= Beginning of Section =
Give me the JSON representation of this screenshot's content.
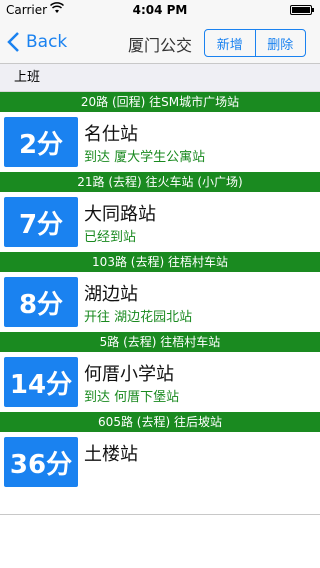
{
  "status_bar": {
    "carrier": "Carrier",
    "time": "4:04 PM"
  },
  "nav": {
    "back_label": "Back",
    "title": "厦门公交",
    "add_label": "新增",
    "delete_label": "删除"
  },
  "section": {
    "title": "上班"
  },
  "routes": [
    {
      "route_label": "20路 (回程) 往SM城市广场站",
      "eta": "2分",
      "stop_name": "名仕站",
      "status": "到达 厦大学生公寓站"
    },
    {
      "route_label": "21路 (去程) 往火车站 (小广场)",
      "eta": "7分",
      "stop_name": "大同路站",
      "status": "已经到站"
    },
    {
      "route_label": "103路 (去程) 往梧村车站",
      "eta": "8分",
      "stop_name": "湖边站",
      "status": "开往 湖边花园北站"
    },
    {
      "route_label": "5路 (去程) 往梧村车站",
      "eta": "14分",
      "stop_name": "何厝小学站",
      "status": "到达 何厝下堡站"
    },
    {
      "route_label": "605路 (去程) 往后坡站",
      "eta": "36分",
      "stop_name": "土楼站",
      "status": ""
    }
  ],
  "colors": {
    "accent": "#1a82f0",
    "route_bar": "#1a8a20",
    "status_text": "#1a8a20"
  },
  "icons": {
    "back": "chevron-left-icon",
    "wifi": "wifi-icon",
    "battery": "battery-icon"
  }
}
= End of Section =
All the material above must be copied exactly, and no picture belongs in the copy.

REPLY TO THE EXERCISE:
Give me the JSON representation of this screenshot's content.
{
  "status_bar": {
    "carrier": "Carrier",
    "time": "4:04 PM"
  },
  "nav": {
    "back_label": "Back",
    "title": "厦门公交",
    "add_label": "新增",
    "delete_label": "删除"
  },
  "section": {
    "title": "上班"
  },
  "routes": [
    {
      "route_label": "20路 (回程) 往SM城市广场站",
      "eta": "2分",
      "stop_name": "名仕站",
      "status": "到达 厦大学生公寓站"
    },
    {
      "route_label": "21路 (去程) 往火车站 (小广场)",
      "eta": "7分",
      "stop_name": "大同路站",
      "status": "已经到站"
    },
    {
      "route_label": "103路 (去程) 往梧村车站",
      "eta": "8分",
      "stop_name": "湖边站",
      "status": "开往 湖边花园北站"
    },
    {
      "route_label": "5路 (去程) 往梧村车站",
      "eta": "14分",
      "stop_name": "何厝小学站",
      "status": "到达 何厝下堡站"
    },
    {
      "route_label": "605路 (去程) 往后坡站",
      "eta": "36分",
      "stop_name": "土楼站",
      "status": ""
    }
  ],
  "colors": {
    "accent": "#1a82f0",
    "route_bar": "#1a8a20",
    "status_text": "#1a8a20"
  },
  "icons": {
    "back": "chevron-left-icon",
    "wifi": "wifi-icon",
    "battery": "battery-icon"
  }
}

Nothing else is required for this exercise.